It is assumed that initially the frame 5 is in its upper or standby position illustrated in FIG. 3 and that the cassette insertion space is empty.
The insertion of a cassette causes the frame 6 to drop down by means of the previously mentioned known control system, as the result of which it soons ends up in the operating position illustrated in FIG. 2, in which shaft 2 and the take-up and pay-out spindles on their respective shafts all penetrate to the inside of the cassette, which is also in its operating position, and the motor 1 is switched into operation. The changeover switch 27 is then put into the play-back position "a" indicated in FIG. 5 and in consequence the exposed stretch of magnetic tape of the cassette is pressed against the transport capstan shaft 2 by the pressure roller 55 (FIG. 2) and is thereby set into motion and is played back as it passes by the playback head (not shown).
The same mechanical events occur when a recording operation is begun, but, as is well known, in a device equipped for recording there is electrical switching between the recording and playback heads and circuits and an erase head is activated. If the torque load on the capstan 2 should now be subject to sudden changes, whether on account of the cassette because of an irregularly wound up tape therein, or as the result of manufacturing tolerances on the winding up of the cassette, or whether this occurs in the motor as the result of variations in current, these changes are instantly registered by the measurement device (speed sensor 17) and provided in a signal to the input 26 of the regulating circuit 25, which responds by causing an increase or decrease of the voltage supplied to the drive motor 1. It is thus seen that, unlike in the conventional drives, there are no mechanical intermediate devices involved that would prevent an instant regulatory response to differences in the load on the motor.

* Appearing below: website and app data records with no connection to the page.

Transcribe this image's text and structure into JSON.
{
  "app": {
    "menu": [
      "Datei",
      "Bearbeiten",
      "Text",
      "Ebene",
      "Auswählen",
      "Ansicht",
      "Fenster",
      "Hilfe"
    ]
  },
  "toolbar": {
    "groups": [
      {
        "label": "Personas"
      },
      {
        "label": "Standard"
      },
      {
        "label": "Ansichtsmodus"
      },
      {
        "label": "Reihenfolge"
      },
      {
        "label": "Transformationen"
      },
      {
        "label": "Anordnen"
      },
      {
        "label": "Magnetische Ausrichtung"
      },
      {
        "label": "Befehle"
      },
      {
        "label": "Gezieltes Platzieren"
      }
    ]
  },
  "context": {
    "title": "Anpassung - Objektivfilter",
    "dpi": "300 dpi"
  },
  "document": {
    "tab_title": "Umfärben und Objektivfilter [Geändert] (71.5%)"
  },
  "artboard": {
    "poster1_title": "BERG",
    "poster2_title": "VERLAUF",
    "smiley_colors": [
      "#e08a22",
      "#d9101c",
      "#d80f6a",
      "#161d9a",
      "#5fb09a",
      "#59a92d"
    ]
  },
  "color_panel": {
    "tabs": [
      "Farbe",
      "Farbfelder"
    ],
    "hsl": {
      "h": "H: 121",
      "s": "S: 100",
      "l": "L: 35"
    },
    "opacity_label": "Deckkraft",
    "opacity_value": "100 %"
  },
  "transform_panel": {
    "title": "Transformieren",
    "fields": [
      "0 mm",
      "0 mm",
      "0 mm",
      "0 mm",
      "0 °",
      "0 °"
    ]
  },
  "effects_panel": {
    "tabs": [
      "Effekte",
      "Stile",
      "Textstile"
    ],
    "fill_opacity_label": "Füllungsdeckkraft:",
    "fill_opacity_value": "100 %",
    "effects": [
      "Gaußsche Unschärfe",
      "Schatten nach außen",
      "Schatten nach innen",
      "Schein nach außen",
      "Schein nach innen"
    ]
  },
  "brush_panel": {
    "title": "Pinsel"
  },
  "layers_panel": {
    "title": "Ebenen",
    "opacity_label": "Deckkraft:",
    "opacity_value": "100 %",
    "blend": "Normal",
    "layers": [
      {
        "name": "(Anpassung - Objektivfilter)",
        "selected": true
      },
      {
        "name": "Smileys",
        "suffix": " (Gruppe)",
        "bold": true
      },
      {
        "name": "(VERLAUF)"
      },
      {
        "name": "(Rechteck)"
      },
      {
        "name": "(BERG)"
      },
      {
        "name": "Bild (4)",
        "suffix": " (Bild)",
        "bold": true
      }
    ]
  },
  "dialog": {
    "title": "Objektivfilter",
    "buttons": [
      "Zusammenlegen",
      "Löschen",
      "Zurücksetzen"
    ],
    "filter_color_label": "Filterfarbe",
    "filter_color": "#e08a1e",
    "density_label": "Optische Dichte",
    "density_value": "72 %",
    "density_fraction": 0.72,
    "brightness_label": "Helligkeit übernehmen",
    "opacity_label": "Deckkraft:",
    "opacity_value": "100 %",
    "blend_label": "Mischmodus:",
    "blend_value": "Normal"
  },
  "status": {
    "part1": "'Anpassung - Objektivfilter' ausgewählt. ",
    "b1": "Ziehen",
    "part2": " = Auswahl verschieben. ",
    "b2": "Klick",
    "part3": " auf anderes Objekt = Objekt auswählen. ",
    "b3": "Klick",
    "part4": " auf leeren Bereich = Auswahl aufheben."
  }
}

Although the insertion of the cassette preferably causes the change-over switch 27 to take the position "a" as already mentioned, a manual control (not shown) is provided, as usual, for the switch 27, by which the switch can be put in the position "b" for "fast forward" operation or in the position "c" for "fast rewind" operation. In "fast rewind", not only is the voltage applied to the motor higher than in position "a", as is also the case in position "b", but the polarity with which the current is supplied is reversed. Furthermore, the effect of reversing the direction of rotation of the drive motor 1 results in shifting the axial of the idler wheel 5 so that it forms a power-transfer coupling between the wheels 3a and 4a of the spindles engaging the cassette hubs, the normal pay-out spindle 4 now operating as the take-up spindle during rewind.
Although the invention has been described with reference to a particular illustrative embodiment, it will be understood that variations are possible within the inventive concept. For example, the plate 20 may be vertically movable and frame 6 may be stationary instead of vice-versa. Furthermore, the advantages of the low-inertia drive provided by the flat-type motor construction could be used without the feature of the axially shiftable shaft 2 in a system in which the motor is mounted on the movable frame 6 or on a system in which the motor, capstan and spindles are fixed and the cassette is moved axially to engage the spindles and capstan.
As another example of a modification, instead of the belt drive between the shaft 2 and the take-up spindle 3 a friction wheel drive may be used.